Give the data again exactly as it appears.

*INFORMATION SUPPLIED*:

=== Section Start ===

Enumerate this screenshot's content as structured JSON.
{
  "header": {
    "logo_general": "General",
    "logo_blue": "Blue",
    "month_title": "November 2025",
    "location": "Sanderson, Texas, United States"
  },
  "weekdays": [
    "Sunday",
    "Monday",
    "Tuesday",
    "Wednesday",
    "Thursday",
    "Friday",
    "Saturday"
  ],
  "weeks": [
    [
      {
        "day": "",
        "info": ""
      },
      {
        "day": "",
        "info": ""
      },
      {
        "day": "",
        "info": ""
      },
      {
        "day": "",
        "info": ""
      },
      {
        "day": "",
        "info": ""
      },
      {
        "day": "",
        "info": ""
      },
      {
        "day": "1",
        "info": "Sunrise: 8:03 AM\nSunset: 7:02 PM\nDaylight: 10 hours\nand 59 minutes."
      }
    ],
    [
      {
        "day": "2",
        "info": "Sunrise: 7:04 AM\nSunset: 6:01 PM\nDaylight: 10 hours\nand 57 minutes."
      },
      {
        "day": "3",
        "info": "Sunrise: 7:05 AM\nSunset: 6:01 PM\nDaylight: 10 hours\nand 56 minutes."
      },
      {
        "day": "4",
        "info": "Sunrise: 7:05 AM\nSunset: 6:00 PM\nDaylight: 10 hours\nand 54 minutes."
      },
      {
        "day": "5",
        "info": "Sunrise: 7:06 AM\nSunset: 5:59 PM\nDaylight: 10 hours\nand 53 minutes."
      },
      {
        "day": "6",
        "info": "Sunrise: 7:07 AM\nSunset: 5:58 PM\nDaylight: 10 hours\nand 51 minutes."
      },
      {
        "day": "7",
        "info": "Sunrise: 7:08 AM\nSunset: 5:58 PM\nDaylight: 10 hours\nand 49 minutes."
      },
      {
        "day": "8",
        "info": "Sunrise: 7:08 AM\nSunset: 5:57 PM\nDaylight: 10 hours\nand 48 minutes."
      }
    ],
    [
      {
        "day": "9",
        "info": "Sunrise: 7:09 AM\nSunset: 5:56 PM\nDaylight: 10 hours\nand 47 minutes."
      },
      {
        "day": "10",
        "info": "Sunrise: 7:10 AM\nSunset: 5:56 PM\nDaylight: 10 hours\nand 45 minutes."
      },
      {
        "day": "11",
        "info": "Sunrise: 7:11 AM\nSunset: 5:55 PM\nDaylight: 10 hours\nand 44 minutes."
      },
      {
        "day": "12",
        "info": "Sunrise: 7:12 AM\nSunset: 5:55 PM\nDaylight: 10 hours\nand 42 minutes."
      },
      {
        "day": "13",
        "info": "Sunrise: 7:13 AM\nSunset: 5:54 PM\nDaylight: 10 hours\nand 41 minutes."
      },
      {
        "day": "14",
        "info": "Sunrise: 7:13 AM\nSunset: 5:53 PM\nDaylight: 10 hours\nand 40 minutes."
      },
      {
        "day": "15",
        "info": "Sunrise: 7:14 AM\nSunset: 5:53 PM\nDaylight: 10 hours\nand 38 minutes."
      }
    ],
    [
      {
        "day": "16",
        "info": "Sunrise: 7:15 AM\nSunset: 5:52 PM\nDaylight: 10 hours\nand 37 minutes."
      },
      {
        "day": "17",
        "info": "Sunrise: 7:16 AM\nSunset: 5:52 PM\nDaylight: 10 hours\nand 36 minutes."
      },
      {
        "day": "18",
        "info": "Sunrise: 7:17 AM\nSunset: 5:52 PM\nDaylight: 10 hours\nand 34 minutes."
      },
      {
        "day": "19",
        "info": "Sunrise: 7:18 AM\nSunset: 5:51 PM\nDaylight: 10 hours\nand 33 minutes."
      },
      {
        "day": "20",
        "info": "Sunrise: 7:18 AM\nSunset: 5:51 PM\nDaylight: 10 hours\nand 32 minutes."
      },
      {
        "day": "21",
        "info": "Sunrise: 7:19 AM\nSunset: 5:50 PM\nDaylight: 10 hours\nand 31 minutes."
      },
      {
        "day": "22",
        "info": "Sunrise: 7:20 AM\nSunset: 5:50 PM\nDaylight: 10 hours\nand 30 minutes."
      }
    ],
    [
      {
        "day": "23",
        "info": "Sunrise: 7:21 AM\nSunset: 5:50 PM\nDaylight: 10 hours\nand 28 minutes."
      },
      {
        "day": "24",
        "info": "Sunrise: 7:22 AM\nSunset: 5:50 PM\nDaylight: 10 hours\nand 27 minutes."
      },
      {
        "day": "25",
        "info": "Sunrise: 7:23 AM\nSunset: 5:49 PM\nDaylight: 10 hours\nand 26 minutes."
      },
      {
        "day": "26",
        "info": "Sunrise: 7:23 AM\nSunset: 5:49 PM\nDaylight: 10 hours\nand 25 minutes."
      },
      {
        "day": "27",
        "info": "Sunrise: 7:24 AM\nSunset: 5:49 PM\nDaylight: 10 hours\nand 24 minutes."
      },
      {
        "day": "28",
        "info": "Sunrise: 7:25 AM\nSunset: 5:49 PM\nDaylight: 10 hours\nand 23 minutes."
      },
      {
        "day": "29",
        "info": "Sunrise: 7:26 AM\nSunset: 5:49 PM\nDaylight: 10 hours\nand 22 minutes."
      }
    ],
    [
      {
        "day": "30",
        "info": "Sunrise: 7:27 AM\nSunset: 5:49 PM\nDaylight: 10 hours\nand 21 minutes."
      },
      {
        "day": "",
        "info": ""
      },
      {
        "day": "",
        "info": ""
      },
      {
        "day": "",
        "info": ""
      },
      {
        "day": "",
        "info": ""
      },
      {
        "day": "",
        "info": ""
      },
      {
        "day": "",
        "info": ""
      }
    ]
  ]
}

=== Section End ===

*ANSWER SPACE*:
Enumerate this screenshot's content as structured JSON.
{
  "header": {
    "logo_general": "General",
    "logo_blue": "Blue",
    "month_title": "November 2025",
    "location": "Sanderson, Texas, United States"
  },
  "weekdays": [
    "Sunday",
    "Monday",
    "Tuesday",
    "Wednesday",
    "Thursday",
    "Friday",
    "Saturday"
  ],
  "weeks": [
    [
      {
        "day": "",
        "info": ""
      },
      {
        "day": "",
        "info": ""
      },
      {
        "day": "",
        "info": ""
      },
      {
        "day": "",
        "info": ""
      },
      {
        "day": "",
        "info": ""
      },
      {
        "day": "",
        "info": ""
      },
      {
        "day": "1",
        "info": "Sunrise: 8:03 AM\nSunset: 7:02 PM\nDaylight: 10 hours\nand 59 minutes."
      }
    ],
    [
      {
        "day": "2",
        "info": "Sunrise: 7:04 AM\nSunset: 6:01 PM\nDaylight: 10 hours\nand 57 minutes."
      },
      {
        "day": "3",
        "info": "Sunrise: 7:05 AM\nSunset: 6:01 PM\nDaylight: 10 hours\nand 56 minutes."
      },
      {
        "day": "4",
        "info": "Sunrise: 7:05 AM\nSunset: 6:00 PM\nDaylight: 10 hours\nand 54 minutes."
      },
      {
        "day": "5",
        "info": "Sunrise: 7:06 AM\nSunset: 5:59 PM\nDaylight: 10 hours\nand 53 minutes."
      },
      {
        "day": "6",
        "info": "Sunrise: 7:07 AM\nSunset: 5:58 PM\nDaylight: 10 hours\nand 51 minutes."
      },
      {
        "day": "7",
        "info": "Sunrise: 7:08 AM\nSunset: 5:58 PM\nDaylight: 10 hours\nand 49 minutes."
      },
      {
        "day": "8",
        "info": "Sunrise: 7:08 AM\nSunset: 5:57 PM\nDaylight: 10 hours\nand 48 minutes."
      }
    ],
    [
      {
        "day": "9",
        "info": "Sunrise: 7:09 AM\nSunset: 5:56 PM\nDaylight: 10 hours\nand 47 minutes."
      },
      {
        "day": "10",
        "info": "Sunrise: 7:10 AM\nSunset: 5:56 PM\nDaylight: 10 hours\nand 45 minutes."
      },
      {
        "day": "11",
        "info": "Sunrise: 7:11 AM\nSunset: 5:55 PM\nDaylight: 10 hours\nand 44 minutes."
      },
      {
        "day": "12",
        "info": "Sunrise: 7:12 AM\nSunset: 5:55 PM\nDaylight: 10 hours\nand 42 minutes."
      },
      {
        "day": "13",
        "info": "Sunrise: 7:13 AM\nSunset: 5:54 PM\nDaylight: 10 hours\nand 41 minutes."
      },
      {
        "day": "14",
        "info": "Sunrise: 7:13 AM\nSunset: 5:53 PM\nDaylight: 10 hours\nand 40 minutes."
      },
      {
        "day": "15",
        "info": "Sunrise: 7:14 AM\nSunset: 5:53 PM\nDaylight: 10 hours\nand 38 minutes."
      }
    ],
    [
      {
        "day": "16",
        "info": "Sunrise: 7:15 AM\nSunset: 5:52 PM\nDaylight: 10 hours\nand 37 minutes."
      },
      {
        "day": "17",
        "info": "Sunrise: 7:16 AM\nSunset: 5:52 PM\nDaylight: 10 hours\nand 36 minutes."
      },
      {
        "day": "18",
        "info": "Sunrise: 7:17 AM\nSunset: 5:52 PM\nDaylight: 10 hours\nand 34 minutes."
      },
      {
        "day": "19",
        "info": "Sunrise: 7:18 AM\nSunset: 5:51 PM\nDaylight: 10 hours\nand 33 minutes."
      },
      {
        "day": "20",
        "info": "Sunrise: 7:18 AM\nSunset: 5:51 PM\nDaylight: 10 hours\nand 32 minutes."
      },
      {
        "day": "21",
        "info": "Sunrise: 7:19 AM\nSunset: 5:50 PM\nDaylight: 10 hours\nand 31 minutes."
      },
      {
        "day": "22",
        "info": "Sunrise: 7:20 AM\nSunset: 5:50 PM\nDaylight: 10 hours\nand 30 minutes."
      }
    ],
    [
      {
        "day": "23",
        "info": "Sunrise: 7:21 AM\nSunset: 5:50 PM\nDaylight: 10 hours\nand 28 minutes."
      },
      {
        "day": "24",
        "info": "Sunrise: 7:22 AM\nSunset: 5:50 PM\nDaylight: 10 hours\nand 27 minutes."
      },
      {
        "day": "25",
        "info": "Sunrise: 7:23 AM\nSunset: 5:49 PM\nDaylight: 10 hours\nand 26 minutes."
      },
      {
        "day": "26",
        "info": "Sunrise: 7:23 AM\nSunset: 5:49 PM\nDaylight: 10 hours\nand 25 minutes."
      },
      {
        "day": "27",
        "info": "Sunrise: 7:24 AM\nSunset: 5:49 PM\nDaylight: 10 hours\nand 24 minutes."
      },
      {
        "day": "28",
        "info": "Sunrise: 7:25 AM\nSunset: 5:49 PM\nDaylight: 10 hours\nand 23 minutes."
      },
      {
        "day": "29",
        "info": "Sunrise: 7:26 AM\nSunset: 5:49 PM\nDaylight: 10 hours\nand 22 minutes."
      }
    ],
    [
      {
        "day": "30",
        "info": "Sunrise: 7:27 AM\nSunset: 5:49 PM\nDaylight: 10 hours\nand 21 minutes."
      },
      {
        "day": "",
        "info": ""
      },
      {
        "day": "",
        "info": ""
      },
      {
        "day": "",
        "info": ""
      },
      {
        "day": "",
        "info": ""
      },
      {
        "day": "",
        "info": ""
      },
      {
        "day": "",
        "info": ""
      }
    ]
  ]
}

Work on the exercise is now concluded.